Success stories, whether they involve sports, entertainment, or business, tend to stress the role played by the leader. The “great man theory” of leadership certainly captures the imagination by fixing it on a single dynamic personality. But focusing too much on the leaders means that the role of contributors tends to be understudied. In Impact Players, author and consultant Liz Wiseman offers a compelling portrait of what makes someone an extraordinary team member.
Impact Players was published in October 2021 and serves as a follow up on or complement to Wiseman’s classic 2010 book, Multipliers. That book was all about leaders, how effective leadership has an exponential effect on the overall growth and success of a team or company. Impact Players takes a different approach, honing in on what sort of employees make the biggest impact on their team and how they do so.
To research the book, Wiseman and her colleagues interviewed managers and HR representatives at over 100 top organizations, from Google to NASA. They sought out teams that were entirely comprised of highly talented, hard working, generally competent people. From this pool of skilled professionals, they asked managers to identify those contributors who made the biggest impact by rising above and beyond the mere job description.
Wiseman calls the regular, albeit highly talented, employees “typical contributors,” while the top performers are “impact players,” a term she borrows from sports. Impact players have an outsized impact on their team’s performance. Their reputation for competence and dedication helps define the culture and ethos.

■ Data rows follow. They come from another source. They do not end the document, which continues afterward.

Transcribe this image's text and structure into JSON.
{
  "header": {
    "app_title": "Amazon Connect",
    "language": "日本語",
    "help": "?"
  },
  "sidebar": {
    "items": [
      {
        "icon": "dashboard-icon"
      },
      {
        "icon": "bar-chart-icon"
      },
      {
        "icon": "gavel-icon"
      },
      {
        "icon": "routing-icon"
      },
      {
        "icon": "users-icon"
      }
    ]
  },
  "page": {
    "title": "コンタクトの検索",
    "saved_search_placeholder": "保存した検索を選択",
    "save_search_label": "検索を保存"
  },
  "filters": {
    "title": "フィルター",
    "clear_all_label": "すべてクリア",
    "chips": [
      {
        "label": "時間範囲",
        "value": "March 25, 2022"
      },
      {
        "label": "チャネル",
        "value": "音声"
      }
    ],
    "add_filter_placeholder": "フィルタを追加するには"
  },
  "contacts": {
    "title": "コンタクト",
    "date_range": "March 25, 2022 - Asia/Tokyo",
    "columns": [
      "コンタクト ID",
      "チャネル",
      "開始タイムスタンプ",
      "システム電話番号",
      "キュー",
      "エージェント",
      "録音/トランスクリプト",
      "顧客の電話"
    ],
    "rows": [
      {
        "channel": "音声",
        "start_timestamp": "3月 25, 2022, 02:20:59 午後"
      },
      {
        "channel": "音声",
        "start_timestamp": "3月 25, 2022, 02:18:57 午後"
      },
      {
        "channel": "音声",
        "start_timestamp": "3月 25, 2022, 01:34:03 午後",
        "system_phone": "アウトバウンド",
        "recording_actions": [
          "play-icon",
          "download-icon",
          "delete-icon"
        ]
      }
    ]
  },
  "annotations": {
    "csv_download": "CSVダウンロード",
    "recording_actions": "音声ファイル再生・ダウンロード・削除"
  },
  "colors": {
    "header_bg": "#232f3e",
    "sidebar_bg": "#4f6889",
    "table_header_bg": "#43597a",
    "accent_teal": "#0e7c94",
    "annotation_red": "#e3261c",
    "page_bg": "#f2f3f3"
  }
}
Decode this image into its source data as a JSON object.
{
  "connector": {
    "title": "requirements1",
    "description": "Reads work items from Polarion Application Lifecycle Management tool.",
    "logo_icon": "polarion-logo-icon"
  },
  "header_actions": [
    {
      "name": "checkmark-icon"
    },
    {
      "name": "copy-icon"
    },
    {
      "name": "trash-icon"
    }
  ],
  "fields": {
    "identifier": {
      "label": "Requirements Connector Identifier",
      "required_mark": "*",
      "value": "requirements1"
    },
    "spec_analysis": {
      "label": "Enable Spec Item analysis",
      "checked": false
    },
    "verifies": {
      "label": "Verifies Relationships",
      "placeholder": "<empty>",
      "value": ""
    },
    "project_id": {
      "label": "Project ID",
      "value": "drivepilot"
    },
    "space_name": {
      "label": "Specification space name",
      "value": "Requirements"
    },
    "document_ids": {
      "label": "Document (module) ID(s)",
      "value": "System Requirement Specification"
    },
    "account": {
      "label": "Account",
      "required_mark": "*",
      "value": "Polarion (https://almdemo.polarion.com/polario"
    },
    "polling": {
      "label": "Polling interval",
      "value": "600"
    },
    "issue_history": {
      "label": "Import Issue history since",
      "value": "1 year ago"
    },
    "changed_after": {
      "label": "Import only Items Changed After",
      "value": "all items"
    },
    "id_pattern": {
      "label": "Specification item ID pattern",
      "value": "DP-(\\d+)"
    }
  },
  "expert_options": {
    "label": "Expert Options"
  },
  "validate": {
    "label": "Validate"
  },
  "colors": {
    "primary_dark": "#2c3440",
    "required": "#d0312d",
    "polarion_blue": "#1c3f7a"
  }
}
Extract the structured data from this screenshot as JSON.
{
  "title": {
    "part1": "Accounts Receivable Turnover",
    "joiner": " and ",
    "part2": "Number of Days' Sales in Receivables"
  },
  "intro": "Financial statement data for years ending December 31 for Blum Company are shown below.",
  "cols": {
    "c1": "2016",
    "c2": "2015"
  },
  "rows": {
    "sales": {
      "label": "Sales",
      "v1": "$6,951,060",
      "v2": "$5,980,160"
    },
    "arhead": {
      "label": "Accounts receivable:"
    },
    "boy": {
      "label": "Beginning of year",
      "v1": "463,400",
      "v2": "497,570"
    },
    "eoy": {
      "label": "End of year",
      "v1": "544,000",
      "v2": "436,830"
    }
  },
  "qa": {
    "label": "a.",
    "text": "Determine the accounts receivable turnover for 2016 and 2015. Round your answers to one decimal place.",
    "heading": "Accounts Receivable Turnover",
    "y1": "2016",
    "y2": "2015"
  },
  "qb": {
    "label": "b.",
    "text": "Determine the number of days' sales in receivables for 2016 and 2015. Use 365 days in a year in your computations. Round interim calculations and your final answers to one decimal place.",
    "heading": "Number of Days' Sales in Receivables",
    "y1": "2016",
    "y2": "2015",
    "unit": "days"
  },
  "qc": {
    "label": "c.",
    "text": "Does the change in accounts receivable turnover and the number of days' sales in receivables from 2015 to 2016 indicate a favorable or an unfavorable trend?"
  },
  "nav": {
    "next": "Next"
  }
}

With these distinctions in mind, what actually makes someone an impact player as opposed to a typical contributor?
Wiseman identifies mindset as the determining factor, not intelligence or work output. The highest performers see their work through the lens of opportunity, taking challenges, ambiguities, and moving targets in stride. Even highly competent and productive professionals can be thrown for a loop by tough times. Especially, when roles are unclear and there is a diffusion of responsibility most people tend to stay in their lane. Someone else can step up.
Impact players are precisely the sort of people who step up in tough times. They see adversity as an opportunity to tackle new problems and contribute to the team’s success. They aren’t opportunists or brutal careerists. Indeed, Wiseman emphasizes that impact players are typically self-effacing and care more about the bigger picture than their own egos. Without a degree of humility, they would not take the additional effort elevate the whole team and lend a helping hand.
The first half of the book is primarily about what makes someone an impact player. It delves into the mindset in detail, articulating a vision of top performance that most people have experienced, but not necessarily put into words. The second half focuses more on how to cultivate impact players and is more geared towards managers and leaders.
One particularly good insight from the book is the positive feedback loop that impact players can create. High performers step up to take on an extra challenge and succeed in tackling it. This success enhances their reputation in the organization and fosters an enhanced relationship with their manager. This manager then both mentors the impact player and sends bigger challenges their way, and the cycle continues. The impact player gets the benefits of growing expertise and potentially increased compensation. The leader gets their problems solved. It’s a win-win, and definitely the type of dynamic you want to foster within your teams.
Impact Players is a readable and insightful book. By approaching success from the vantage point of contributors rather than leaders it will help any reader have a more nuanced understanding of professional success.
Impact Players by Liz Wiseman is available for purchase here.